Federated Farmers supports Business New Zealand’s decision to opt out of the government’s plans for it to be a partner in implementing so-called ‘Fair Pay’ agreements.
Federated Farmers has already indicated it will not function as a mediator for the government’s flawed pay negotiation scheme.
It fully supports Business New Zealand’s decision.
“We support them and for the same reasons they outline we will also refuse to be a negotiating partner for agricultural employers.
“We call on other agricultural organizations to take a similar stance,” employment spokesperson and national board member Chris Lewis says. . .
Fonterra shareholders have today given the Co-operative’s new capital structure proposal the green light with 85.16% of the total farmer votes in support of the proposal.
The final votes on the capital structure proposal were cast at a Special Meeting in Invercargill early this afternoon.
Chairman Peter McBride says the Board and Management are united in the belief that the Flexible Shareholding structure is the best course of action for the Co-operative.
“Today our farmers have agreed. We have received a strong mandate for change with 85.16% of votes cast in favour of the proposal and 82.65% of eligible votes being cast, ,
Rural schools cry out for mental health support – Matthew Scott:
Without proper access to mental health services for students, teachers in rural schools are left putting out fires
On paper, it was a dream job.
Sarah* had taught at an urban intermediate school for six years before packing up and moving to the country.
Her new school in rural Manawatu meant teaching a class of 18 students rather than her old class of 31. . .
The value of New Zealand’s red meat sector exports reached $693 million during October, a 27 per cent increase year-on-year, according to an analysis by the Meat Industry Association (MIA).
Sheepmeat was a standout performer with the value increasing by 25 per cent to $309m. The major sheepmeat markets by value were China, up 25 per cent to $131m, the United States, up 54 per cent to $46m, and the Netherlands, up 94 per cent to $29m.
Sirma Karapeeva, chief executive of MIA, said a mixture of supply constraints and good demand in key markets had contributed to the high sheepmeat prices.
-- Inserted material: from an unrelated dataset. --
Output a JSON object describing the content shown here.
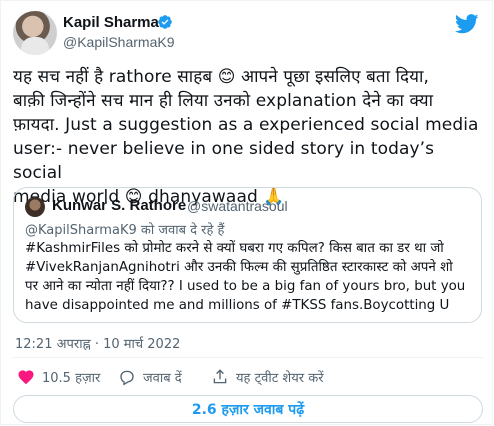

These factors included Brexit-related issues and Australia rebuilding its sheep flock.
“The average Free on Board* (FOB) value for sheepmeat exports for the quarter was $12.52/kg,” said Ms Karapeeva. . .
The Forest Owners Association says Fish and Game’s criticism of exotic plantation forests doesn’t accord with reality.
“Fish and Game is, quite simply, barking up the wrong tree when it invents what it calls a ‘myriad of adverse impacts’ from exotic forests,” says Phil Taylor, the FOA President.
“It is true that forests moderate rainfall entering waterways – which reduces the risk of floods. But that also applies to native trees – which Fish and Game wants a lot more of – as well as to exotics – which Fish and Game wants less of.”
“The same applies to water quality. Water emerging out of forests is cleaner than that flowing off farmland – irrespective of the type of forest or type of farmland,” Phil Taylor says. . .
New Zealand produce exporter, Te Mata Exports Limited, has acquired the exclusive rights to a new early season apple variety.
Developed by Hawke’s Bay growing operation, Bayley Produce, the Bay Queen™ is New Zealand’s earliest export apple variety. Bay Queen™ has a vibrant bright full block red colour with crisp flesh and it’s smooth, sweet balance makes it broadly appealing.
Te Mata Exports and Bayley Produce have enjoyed a close working relationship for 10 years, originally partnering to manage the global sale and distribution of apples and summerfruit, and more recently working together to trial and commercialise the Bay Queen™.
The exclusive rights will see Te Mata Exports manage all tree distribution, planting, exporting and marketing. . . .